Start of Information shown

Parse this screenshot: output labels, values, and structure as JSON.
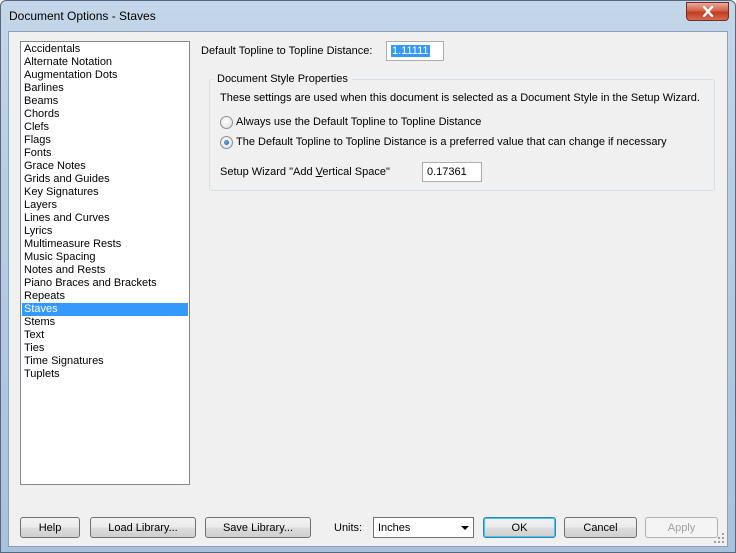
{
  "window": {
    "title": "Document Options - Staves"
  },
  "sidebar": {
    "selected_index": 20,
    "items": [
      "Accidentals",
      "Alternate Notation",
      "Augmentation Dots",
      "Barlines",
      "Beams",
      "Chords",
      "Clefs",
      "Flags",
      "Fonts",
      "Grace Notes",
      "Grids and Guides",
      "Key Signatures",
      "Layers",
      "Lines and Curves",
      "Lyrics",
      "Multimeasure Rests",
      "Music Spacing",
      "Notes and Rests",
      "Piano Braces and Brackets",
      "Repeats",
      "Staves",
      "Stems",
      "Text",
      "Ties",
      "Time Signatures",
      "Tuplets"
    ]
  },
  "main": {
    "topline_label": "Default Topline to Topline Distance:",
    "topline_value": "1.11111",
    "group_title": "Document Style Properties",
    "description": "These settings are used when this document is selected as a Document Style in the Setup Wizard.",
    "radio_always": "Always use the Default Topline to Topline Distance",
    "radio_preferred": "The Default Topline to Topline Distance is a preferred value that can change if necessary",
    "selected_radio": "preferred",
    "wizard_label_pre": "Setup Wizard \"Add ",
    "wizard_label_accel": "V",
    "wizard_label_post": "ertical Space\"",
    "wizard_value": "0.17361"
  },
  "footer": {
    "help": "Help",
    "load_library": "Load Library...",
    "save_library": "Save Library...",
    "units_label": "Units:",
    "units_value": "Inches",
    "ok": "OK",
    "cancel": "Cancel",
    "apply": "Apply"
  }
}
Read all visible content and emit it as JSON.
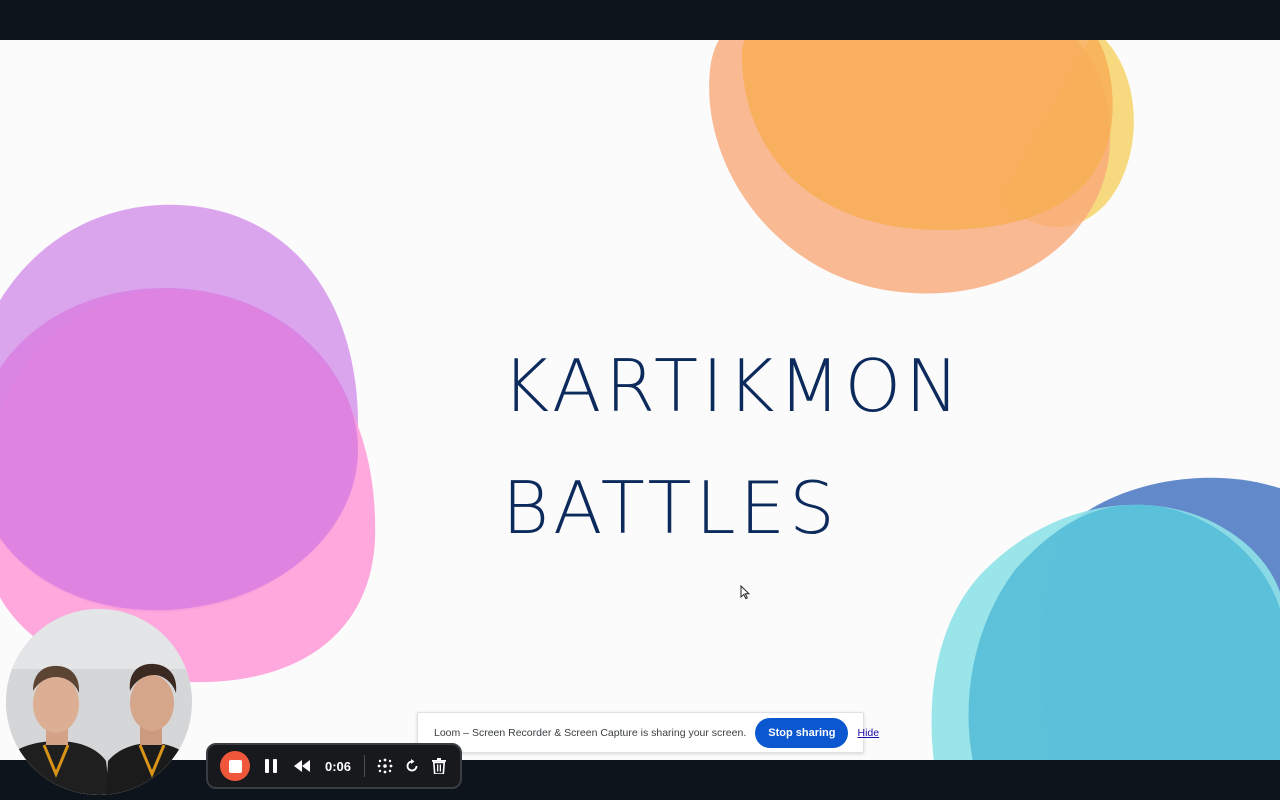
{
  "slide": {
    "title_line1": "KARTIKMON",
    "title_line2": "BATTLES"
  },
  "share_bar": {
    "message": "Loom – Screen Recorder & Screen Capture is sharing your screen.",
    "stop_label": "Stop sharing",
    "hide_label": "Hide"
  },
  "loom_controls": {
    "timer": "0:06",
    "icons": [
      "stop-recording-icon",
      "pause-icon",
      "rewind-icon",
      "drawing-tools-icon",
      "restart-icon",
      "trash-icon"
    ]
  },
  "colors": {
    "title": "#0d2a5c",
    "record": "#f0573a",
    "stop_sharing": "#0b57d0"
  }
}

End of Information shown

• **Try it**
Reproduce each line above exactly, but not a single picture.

• **Answer to the exercise**
Parse this screenshot: output labels, values, and structure as JSON.
{
  "window": {
    "title": "Document Options - Staves"
  },
  "sidebar": {
    "selected_index": 20,
    "items": [
      "Accidentals",
      "Alternate Notation",
      "Augmentation Dots",
      "Barlines",
      "Beams",
      "Chords",
      "Clefs",
      "Flags",
      "Fonts",
      "Grace Notes",
      "Grids and Guides",
      "Key Signatures",
      "Layers",
      "Lines and Curves",
      "Lyrics",
      "Multimeasure Rests",
      "Music Spacing",
      "Notes and Rests",
      "Piano Braces and Brackets",
      "Repeats",
      "Staves",
      "Stems",
      "Text",
      "Ties",
      "Time Signatures",
      "Tuplets"
    ]
  },
  "main": {
    "topline_label": "Default Topline to Topline Distance:",
    "topline_value": "1.11111",
    "group_title": "Document Style Properties",
    "description": "These settings are used when this document is selected as a Document Style in the Setup Wizard.",
    "radio_always": "Always use the Default Topline to Topline Distance",
    "radio_preferred": "The Default Topline to Topline Distance is a preferred value that can change if necessary",
    "selected_radio": "preferred",
    "wizard_label_pre": "Setup Wizard \"Add ",
    "wizard_label_accel": "V",
    "wizard_label_post": "ertical Space\"",
    "wizard_value": "0.17361"
  },
  "footer": {
    "help": "Help",
    "load_library": "Load Library...",
    "save_library": "Save Library...",
    "units_label": "Units:",
    "units_value": "Inches",
    "ok": "OK",
    "cancel": "Cancel",
    "apply": "Apply"
  }
}
Read all visible content and emit it as JSON.
{
  "slide": {
    "title_line1": "KARTIKMON",
    "title_line2": "BATTLES"
  },
  "share_bar": {
    "message": "Loom – Screen Recorder & Screen Capture is sharing your screen.",
    "stop_label": "Stop sharing",
    "hide_label": "Hide"
  },
  "loom_controls": {
    "timer": "0:06",
    "icons": [
      "stop-recording-icon",
      "pause-icon",
      "rewind-icon",
      "drawing-tools-icon",
      "restart-icon",
      "trash-icon"
    ]
  },
  "colors": {
    "title": "#0d2a5c",
    "record": "#f0573a",
    "stop_sharing": "#0b57d0"
  }
}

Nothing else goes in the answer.